→ **Work required**
For the data that follows, state how many lines hold the string "Courses", giving the number by itself.
*** Given entries ***
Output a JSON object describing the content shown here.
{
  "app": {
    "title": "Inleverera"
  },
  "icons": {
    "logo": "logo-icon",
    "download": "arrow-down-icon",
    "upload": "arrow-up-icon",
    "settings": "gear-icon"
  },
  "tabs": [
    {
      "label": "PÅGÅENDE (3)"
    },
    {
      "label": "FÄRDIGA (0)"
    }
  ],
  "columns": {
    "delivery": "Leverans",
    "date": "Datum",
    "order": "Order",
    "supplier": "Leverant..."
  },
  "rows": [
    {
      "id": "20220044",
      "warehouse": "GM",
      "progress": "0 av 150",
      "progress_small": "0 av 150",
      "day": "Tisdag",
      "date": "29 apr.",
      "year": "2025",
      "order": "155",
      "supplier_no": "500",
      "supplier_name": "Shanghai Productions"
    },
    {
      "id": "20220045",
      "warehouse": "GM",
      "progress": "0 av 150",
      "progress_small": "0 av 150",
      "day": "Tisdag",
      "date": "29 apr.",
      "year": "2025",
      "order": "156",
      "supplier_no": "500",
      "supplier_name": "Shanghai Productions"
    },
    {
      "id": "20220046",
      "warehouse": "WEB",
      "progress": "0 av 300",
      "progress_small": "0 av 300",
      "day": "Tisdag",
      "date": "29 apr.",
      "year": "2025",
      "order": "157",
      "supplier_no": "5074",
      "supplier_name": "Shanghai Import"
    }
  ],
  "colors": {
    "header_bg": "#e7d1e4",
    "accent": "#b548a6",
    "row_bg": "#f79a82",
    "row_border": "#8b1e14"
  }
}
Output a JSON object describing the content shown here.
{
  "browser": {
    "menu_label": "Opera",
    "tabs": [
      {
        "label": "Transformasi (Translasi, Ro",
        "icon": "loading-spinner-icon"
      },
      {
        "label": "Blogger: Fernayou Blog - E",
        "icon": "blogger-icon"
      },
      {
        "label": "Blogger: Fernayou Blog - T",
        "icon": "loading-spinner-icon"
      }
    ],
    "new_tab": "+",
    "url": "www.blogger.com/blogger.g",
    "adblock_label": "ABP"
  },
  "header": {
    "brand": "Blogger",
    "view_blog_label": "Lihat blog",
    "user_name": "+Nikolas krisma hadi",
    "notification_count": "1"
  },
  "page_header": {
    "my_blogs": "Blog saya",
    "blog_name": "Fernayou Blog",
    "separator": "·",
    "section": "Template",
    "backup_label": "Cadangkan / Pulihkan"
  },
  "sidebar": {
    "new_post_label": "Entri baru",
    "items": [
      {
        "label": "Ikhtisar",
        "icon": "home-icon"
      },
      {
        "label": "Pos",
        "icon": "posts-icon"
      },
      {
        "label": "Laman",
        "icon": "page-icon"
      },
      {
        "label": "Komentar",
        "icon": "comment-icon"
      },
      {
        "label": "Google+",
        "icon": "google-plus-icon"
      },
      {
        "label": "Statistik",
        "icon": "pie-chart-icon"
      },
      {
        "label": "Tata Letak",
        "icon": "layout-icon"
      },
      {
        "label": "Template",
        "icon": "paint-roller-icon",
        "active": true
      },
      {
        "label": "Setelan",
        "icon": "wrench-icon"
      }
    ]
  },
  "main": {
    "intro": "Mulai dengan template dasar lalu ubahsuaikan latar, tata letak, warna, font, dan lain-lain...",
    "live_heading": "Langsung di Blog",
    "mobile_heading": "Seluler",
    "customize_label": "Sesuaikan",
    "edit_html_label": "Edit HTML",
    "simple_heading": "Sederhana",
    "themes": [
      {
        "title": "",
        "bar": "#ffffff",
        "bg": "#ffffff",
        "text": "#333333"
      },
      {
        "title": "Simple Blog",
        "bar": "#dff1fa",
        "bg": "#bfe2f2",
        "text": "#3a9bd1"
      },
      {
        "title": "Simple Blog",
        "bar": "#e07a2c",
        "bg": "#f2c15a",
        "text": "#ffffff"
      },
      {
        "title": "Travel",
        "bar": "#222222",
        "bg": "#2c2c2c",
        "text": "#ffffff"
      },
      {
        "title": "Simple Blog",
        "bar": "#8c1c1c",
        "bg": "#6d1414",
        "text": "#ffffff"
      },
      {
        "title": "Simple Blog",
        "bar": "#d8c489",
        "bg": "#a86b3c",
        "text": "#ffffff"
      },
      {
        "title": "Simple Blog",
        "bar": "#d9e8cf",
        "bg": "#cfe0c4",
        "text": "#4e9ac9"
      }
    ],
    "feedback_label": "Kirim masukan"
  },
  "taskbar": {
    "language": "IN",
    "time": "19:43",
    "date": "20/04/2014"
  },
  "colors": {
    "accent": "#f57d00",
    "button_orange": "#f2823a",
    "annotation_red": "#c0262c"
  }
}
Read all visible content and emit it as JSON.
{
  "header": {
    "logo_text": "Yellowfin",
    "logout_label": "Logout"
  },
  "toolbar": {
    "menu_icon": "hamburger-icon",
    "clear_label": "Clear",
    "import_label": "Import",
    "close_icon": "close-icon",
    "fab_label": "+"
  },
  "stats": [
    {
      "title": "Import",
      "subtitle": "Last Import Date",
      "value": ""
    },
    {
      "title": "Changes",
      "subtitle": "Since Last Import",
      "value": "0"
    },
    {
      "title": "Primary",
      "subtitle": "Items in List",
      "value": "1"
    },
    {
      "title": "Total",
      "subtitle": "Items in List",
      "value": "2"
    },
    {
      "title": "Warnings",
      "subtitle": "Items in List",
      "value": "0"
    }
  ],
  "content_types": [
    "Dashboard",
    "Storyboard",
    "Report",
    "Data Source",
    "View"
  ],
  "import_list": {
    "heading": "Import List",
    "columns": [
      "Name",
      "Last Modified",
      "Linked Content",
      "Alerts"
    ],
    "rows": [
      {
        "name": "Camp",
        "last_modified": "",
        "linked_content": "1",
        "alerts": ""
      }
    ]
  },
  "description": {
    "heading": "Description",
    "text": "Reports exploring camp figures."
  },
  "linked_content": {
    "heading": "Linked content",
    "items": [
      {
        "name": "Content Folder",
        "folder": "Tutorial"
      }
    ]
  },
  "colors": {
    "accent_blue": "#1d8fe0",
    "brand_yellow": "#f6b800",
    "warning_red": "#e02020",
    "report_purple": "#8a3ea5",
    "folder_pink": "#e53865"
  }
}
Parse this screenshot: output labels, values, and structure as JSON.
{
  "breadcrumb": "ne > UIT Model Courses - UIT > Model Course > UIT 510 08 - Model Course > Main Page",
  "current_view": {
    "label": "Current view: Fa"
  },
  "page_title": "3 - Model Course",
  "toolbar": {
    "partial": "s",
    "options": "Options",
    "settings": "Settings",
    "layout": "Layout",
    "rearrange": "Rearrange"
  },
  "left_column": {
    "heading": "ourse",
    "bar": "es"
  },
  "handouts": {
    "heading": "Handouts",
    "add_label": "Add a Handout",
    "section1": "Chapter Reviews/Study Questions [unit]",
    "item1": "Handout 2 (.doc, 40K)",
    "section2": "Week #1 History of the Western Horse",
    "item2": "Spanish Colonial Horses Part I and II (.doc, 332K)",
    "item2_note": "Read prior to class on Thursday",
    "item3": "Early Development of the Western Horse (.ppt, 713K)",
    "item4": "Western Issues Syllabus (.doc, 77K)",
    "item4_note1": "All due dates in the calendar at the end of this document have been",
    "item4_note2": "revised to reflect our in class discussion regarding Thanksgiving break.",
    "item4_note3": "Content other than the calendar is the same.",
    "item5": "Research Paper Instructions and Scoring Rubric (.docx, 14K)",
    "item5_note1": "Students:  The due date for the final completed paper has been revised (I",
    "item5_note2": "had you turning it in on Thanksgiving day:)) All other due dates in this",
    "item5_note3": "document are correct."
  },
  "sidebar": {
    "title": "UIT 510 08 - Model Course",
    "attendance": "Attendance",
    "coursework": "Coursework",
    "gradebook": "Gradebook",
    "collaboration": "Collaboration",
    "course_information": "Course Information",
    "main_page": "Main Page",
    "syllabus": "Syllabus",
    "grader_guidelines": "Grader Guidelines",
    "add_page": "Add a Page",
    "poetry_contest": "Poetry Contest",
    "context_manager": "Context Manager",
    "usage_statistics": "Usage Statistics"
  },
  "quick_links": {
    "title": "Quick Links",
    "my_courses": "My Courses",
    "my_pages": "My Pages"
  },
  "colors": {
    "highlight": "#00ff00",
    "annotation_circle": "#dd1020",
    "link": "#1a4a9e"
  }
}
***
→ **Response to the exercise**
2